-- EXERCISE --
Tally the lines below that contain the word "your", then give the tally and nothing more.

□ □ □

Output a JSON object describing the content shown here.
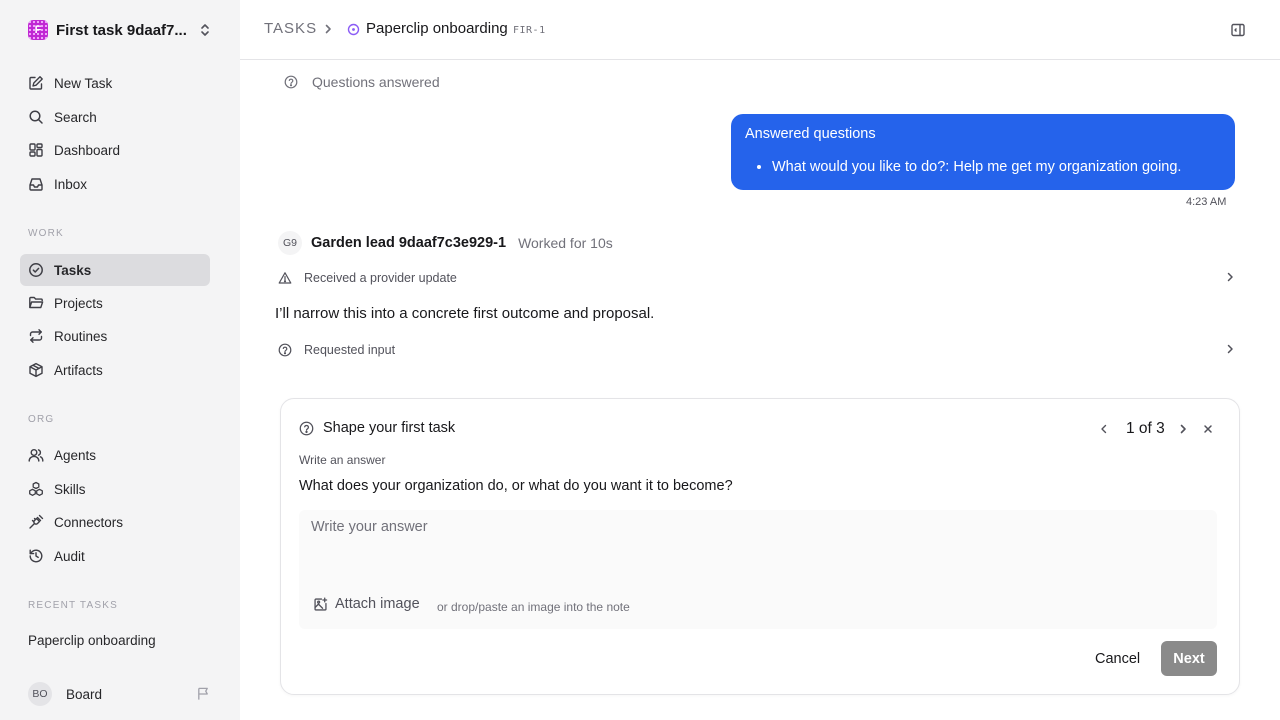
{
  "workspace": {
    "logo_letter": "F",
    "name": "First task 9daaf7..."
  },
  "nav": {
    "new_task": "New Task",
    "search": "Search",
    "dashboard": "Dashboard",
    "inbox": "Inbox"
  },
  "sections": {
    "work": "WORK",
    "org": "ORG",
    "recent": "RECENT TASKS"
  },
  "work_items": [
    "Tasks",
    "Projects",
    "Routines",
    "Artifacts"
  ],
  "org_items": [
    "Agents",
    "Skills",
    "Connectors",
    "Audit"
  ],
  "recent_tasks": [
    "Paperclip onboarding"
  ],
  "board": {
    "initials": "BO",
    "name": "Board"
  },
  "header": {
    "section": "TASKS",
    "title": "Paperclip onboarding",
    "task_id": "FIR-1"
  },
  "thread": {
    "questions_answered": "Questions answered",
    "bubble_title": "Answered questions",
    "bubble_items": [
      "What would you like to do?: Help me get my organization going."
    ],
    "bubble_time": "4:23 AM",
    "agent_initials": "G9",
    "agent_name": "Garden lead 9daaf7c3e929-1",
    "agent_worked": "Worked for 10s",
    "event_provider": "Received a provider update",
    "message": "I’ll narrow this into a concrete first outcome and proposal.",
    "event_input": "Requested input"
  },
  "card": {
    "title": "Shape your first task",
    "pager": "1 of 3",
    "hint": "Write an answer",
    "question": "What does your organization do, or what do you want it to become?",
    "answer_value": "",
    "answer_placeholder": "Write your answer",
    "attach_label": "Attach image",
    "attach_hint": "or drop/paste an image into the note",
    "cancel_label": "Cancel",
    "next_label": "Next"
  },
  "colors": {
    "accent_blue": "#2563eb",
    "status_violet": "#8b5cf6",
    "workspace_logo": "#c026d3",
    "disabled_button": "#8a8a8a"
  }
}
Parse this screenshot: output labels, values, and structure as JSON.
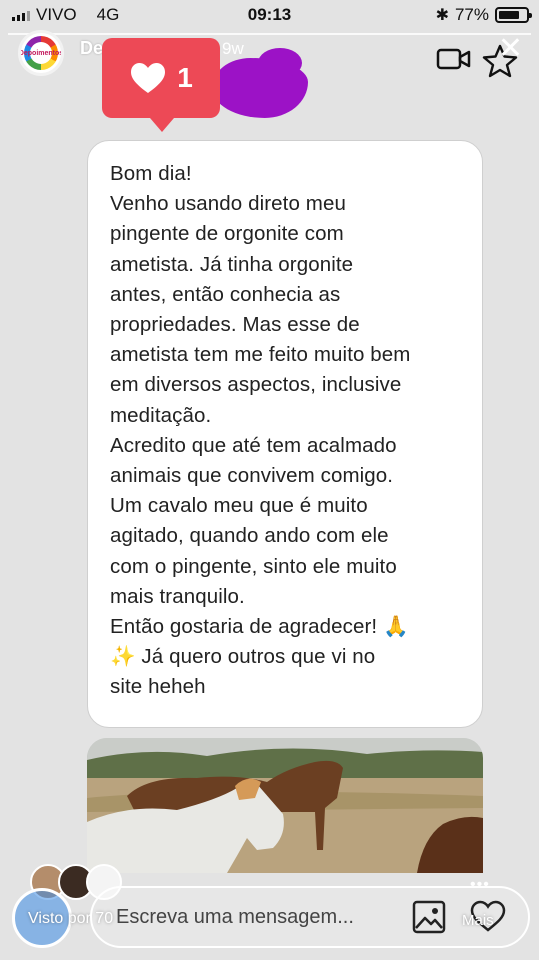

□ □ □

-- OUTPUT OF THE TASK --
3